The political ‘silly season’ may have ended everywhere else, but here in Northern Ireland things are as routinely bonkers as ever.
So bonkers, in fact, that even though we bypassed Belgium’s record for the longest period without a functioning government, the Guinness Book of Records decided that we didn’t qualify for official recognition because someone else — Westminster — could have done the job for us.
That being the case why doesn’t Karen Bradley (Google the name if you’ve never heard of her, let alone seen her) qualify for official recognition as the Secretary of State who has managed to be in a job for 237 days so far — for each of which she was paid the full salary — and done sod all?
Her defenders — and, believe it or not, there are some, albeit mostly on the payroll — say that her hands are tied because of the prime minister’s dependence on the DUP. But that was the case when Bradley accepted the job on January 8.
She always knew that she would be a puppet SoS; which is why she could never go further than the utterly vacuous “I am minded...” response when asked about MLA salaries and expenses.
She was aware that impotence was part of the job description, yet took the job anyway. So I suppose it’s really no surprise that she keeps such a low profile.

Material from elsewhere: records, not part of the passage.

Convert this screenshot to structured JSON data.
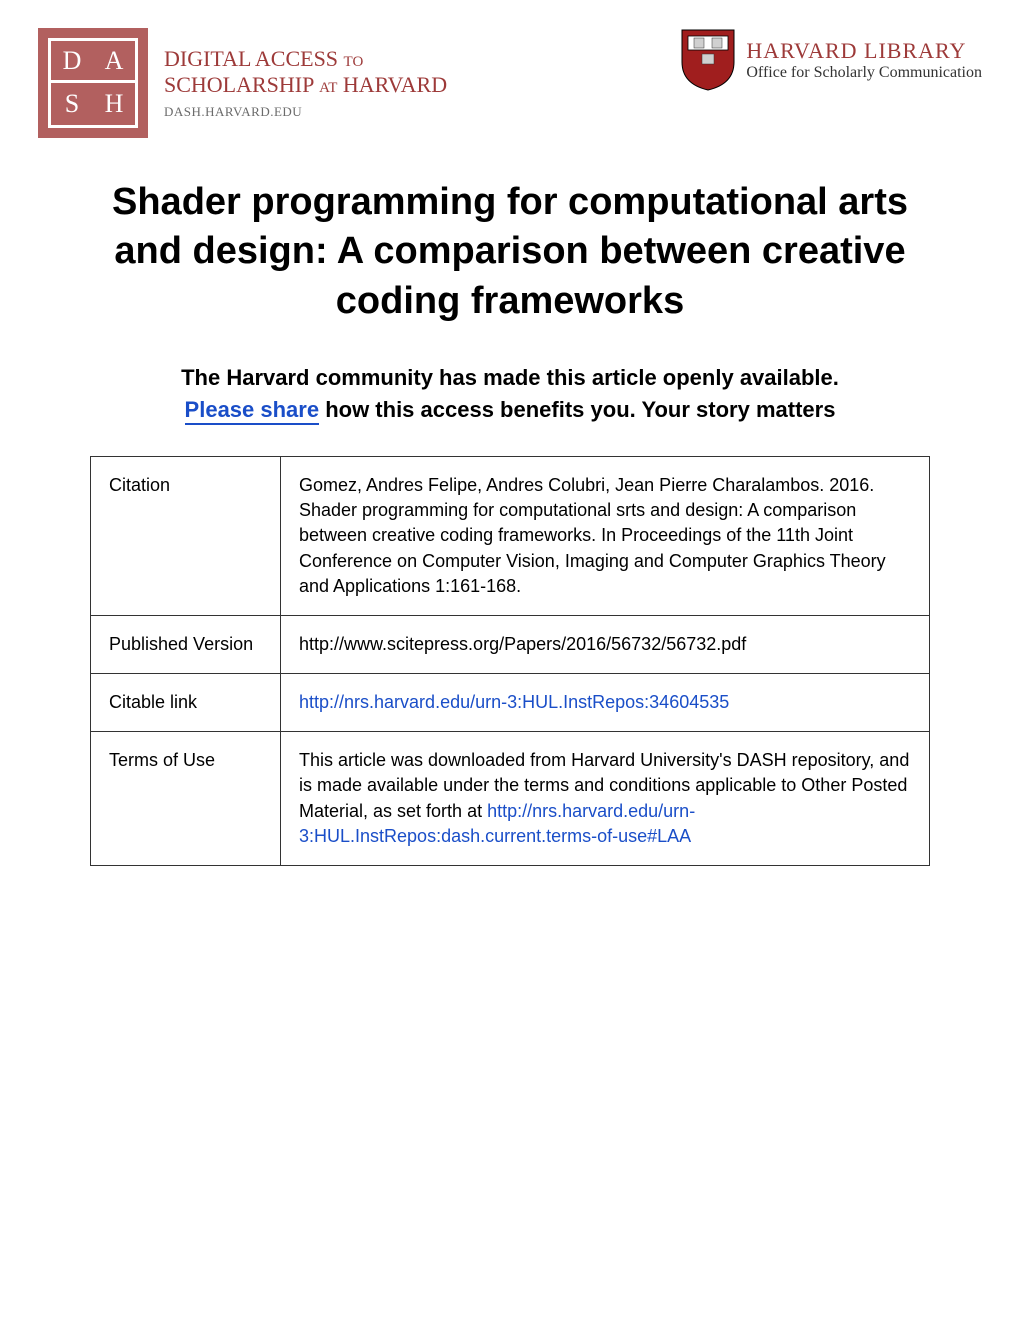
{
  "header": {
    "dash_logo": {
      "d": "D",
      "a": "A",
      "s": "S",
      "h": "H"
    },
    "dash_text": {
      "line1_pre": "DIGITAL ACCESS",
      "line1_small": "TO",
      "line2_pre": "SCHOLARSHIP",
      "line2_small": "AT",
      "line2_post": "HARVARD",
      "url": "DASH.HARVARD.EDU"
    },
    "harvard": {
      "line1": "HARVARD LIBRARY",
      "line2": "Office for Scholarly Communication"
    }
  },
  "title": "Shader programming for computational arts and design: A comparison between creative coding frameworks",
  "subtitle": {
    "part1": "The Harvard community has made this article openly available.  ",
    "link_text": "Please share",
    "part2": "  how this access benefits you. Your story matters"
  },
  "table": {
    "rows": [
      {
        "label": "Citation",
        "text": "Gomez, Andres Felipe, Andres Colubri, Jean Pierre Charalambos. 2016. Shader programming for computational srts and design: A comparison between creative coding frameworks. In Proceedings of the 11th Joint Conference on Computer Vision, Imaging and Computer Graphics Theory and Applications 1:161-168."
      },
      {
        "label": "Published Version",
        "text": "http://www.scitepress.org/Papers/2016/56732/56732.pdf"
      },
      {
        "label": "Citable link",
        "link": "http://nrs.harvard.edu/urn-3:HUL.InstRepos:34604535"
      },
      {
        "label": "Terms of Use",
        "text_pre": "This article was downloaded from Harvard University's DASH repository, and is made available under the terms and conditions applicable to Other Posted Material, as set forth at ",
        "link": "http://nrs.harvard.edu/urn-3:HUL.InstRepos:dash.current.terms-of-use#LAA"
      }
    ]
  }
}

She reminds me of US President Calvin Coolidge (another mostly forgotten figure): it was said that he spoke so little that every time he opened his mouth a moth flew out.
So, if she isn’t prepared to do her job (which is to provide continuity, decisions and governance in the absence of functioning institutions) is there any likelihood that the DUP and Sinn Fein will step up to the plate?
Well, I would have thought there’s more chance of me re-growing my hair, dropping two stone, learning to dance and fronting a boy-band. But having said that, you could probably get fairly good odds of that being a more likely result than Arlene and Michelle getting their own act together.
Anyway, the DUP made themselves a lovely new banner — demanding that Sinn Fein end their boycott of the Assembly — and went for a photo-opportunity at Stormont. Shortly afterwards Sinn Fein responded with a tweet, ‘Ten Things The DUP Boycott,’ starting with ‘Integrity in Public Office.’
It’s petulant, predictable stuff and more to do with the rebooting of the RHI inquiry later this week (get the popcorn in, by the way, it could be ratings-winning stuff) and the drawing to a close of the recall petition in North Antrim on September 19.
In other words both parties are warming up for, although not certain of, a by-election in early to mid-October.
At the time of writing I‘m not sure how many positive replies Naomi Long has received to her invitation, issued last Thursday, to the assembly parties and independents to turn up for a meeting today.
I’d be surprised if they all turned up, but even if they did I’m not sure agreement would necessarily follow.
There are, for instance, very clear, specific differences between Alliance, SDLP, UUP and Greens on key issues. And we shouldn’t forget that it was Alliance’s own failure to cut a deal with the DUP/SF after the 2016 election which led to Claire Sugden taking the role as justice minister.
The notion that all would be well, ‘if only the smaller parties were given a chance,’ is palpable nonsense: always has been. As is the notion that an ‘outsider’ should be invited over to help us sort out the mess.
Let’s face it, George Mitchell’s contribution, while invaluable, didn’t deliver stability or trust, leaving us in the present hole.
The best outsider would be Klaatu, from the 1951 sci/fi film The Day The Earth Stood Still: “Your choice is simple. Join us and live in peace, or pursue your present course and face obliteration. We will be waiting for your answer.”
I was accused last week of peddling despair about Northern Ireland. It’s not despair, it’s hard-headed pessimism; and, as I keep saying, I’d be delighted to be proved wrong.
Last Thursday evening a series of ‘We Deserve Better’ demonstrations were held in 14 locations across NI (although the Belfast one was cancelled because of the fire at Primark).
Almost 600 days without government; almost 600 days of relentless spats between the big two parties; almost 600 days of MLAs on full salaries; almost 600 days of decisions not being made and projects being put on hold; almost 600 days of NI being mocked as ‘a place apart’; almost 600 days of confusion and dither and cuts across a range of departments. Feel free to add to that list.
Given that background one would have expected a massive response from an unhappy public: with tens of thousands taking to the streets.
That didn’t happen. Exact figures are impossible to gauge but my guess is that less than 1% of those who voted in the 2016/17 assembly elections attended the demonstrations.
The media noted the turnout and moved on. The political parties — albeit for different reasons — noted the turnout and moved on. The earth didn’t shake. No-one sat up and took notice. Life here will go on in what passes for ‘normal’.
And, just to make it clear, I’m not belittling the efforts of those who organised and attended the events. I’m just saying that, at this point, no difference has been made.
According to SF’s Conor Murphy, “Our intention is to have ministers in place by April 1, 2019; our intention is not to sit back here.”
Seriously! Seven months doesn’t count as ‘sitting back’? He mentions April 1 and keeps a straight face? Hmm. I think I’ll get a wig, start a diet and learn to dance.
I may as well be as bonkers as everyone else!